Data section section start

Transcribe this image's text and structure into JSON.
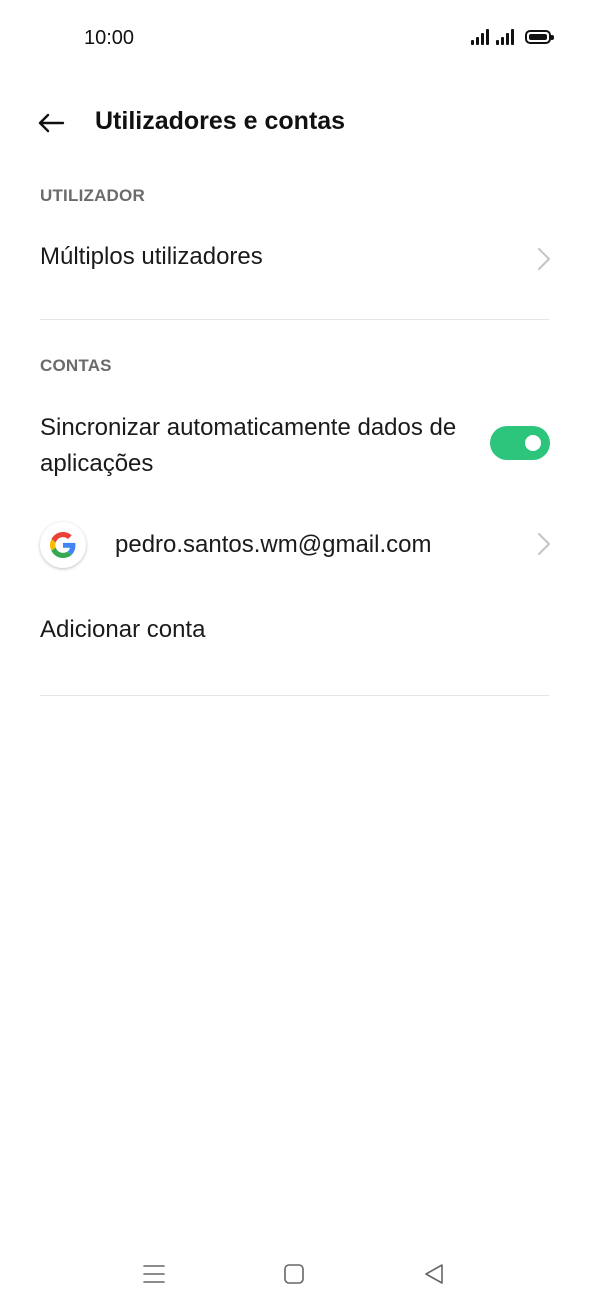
{
  "status_bar": {
    "time": "10:00"
  },
  "header": {
    "title": "Utilizadores e contas"
  },
  "sections": {
    "user_label": "UTILIZADOR",
    "accounts_label": "CONTAS"
  },
  "rows": {
    "multiple_users": "Múltiplos utilizadores",
    "auto_sync": "Sincronizar automaticamente dados de aplicações",
    "auto_sync_enabled": true,
    "google_account": "pedro.santos.wm@gmail.com",
    "add_account": "Adicionar conta"
  },
  "colors": {
    "toggle_on": "#2dc57c"
  }
}
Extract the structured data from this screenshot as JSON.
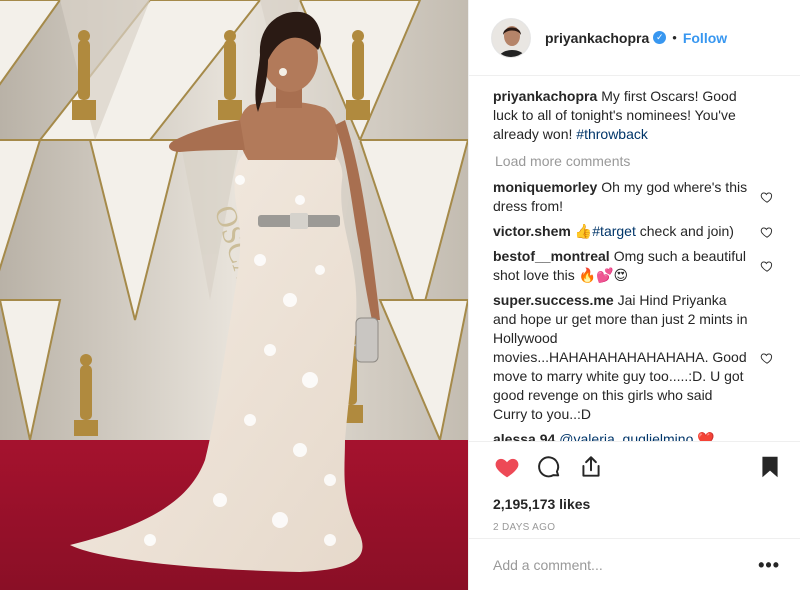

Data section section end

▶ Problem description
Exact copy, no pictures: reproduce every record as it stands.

▶ Completed task
Transcribe this image's text and structure into JSON.
{
  "status_bar": {
    "time": "10:00"
  },
  "header": {
    "title": "Utilizadores e contas"
  },
  "sections": {
    "user_label": "UTILIZADOR",
    "accounts_label": "CONTAS"
  },
  "rows": {
    "multiple_users": "Múltiplos utilizadores",
    "auto_sync": "Sincronizar automaticamente dados de aplicações",
    "auto_sync_enabled": true,
    "google_account": "pedro.santos.wm@gmail.com",
    "add_account": "Adicionar conta"
  },
  "colors": {
    "toggle_on": "#2dc57c"
  }
}
Extract the structured data from this screenshot as JSON.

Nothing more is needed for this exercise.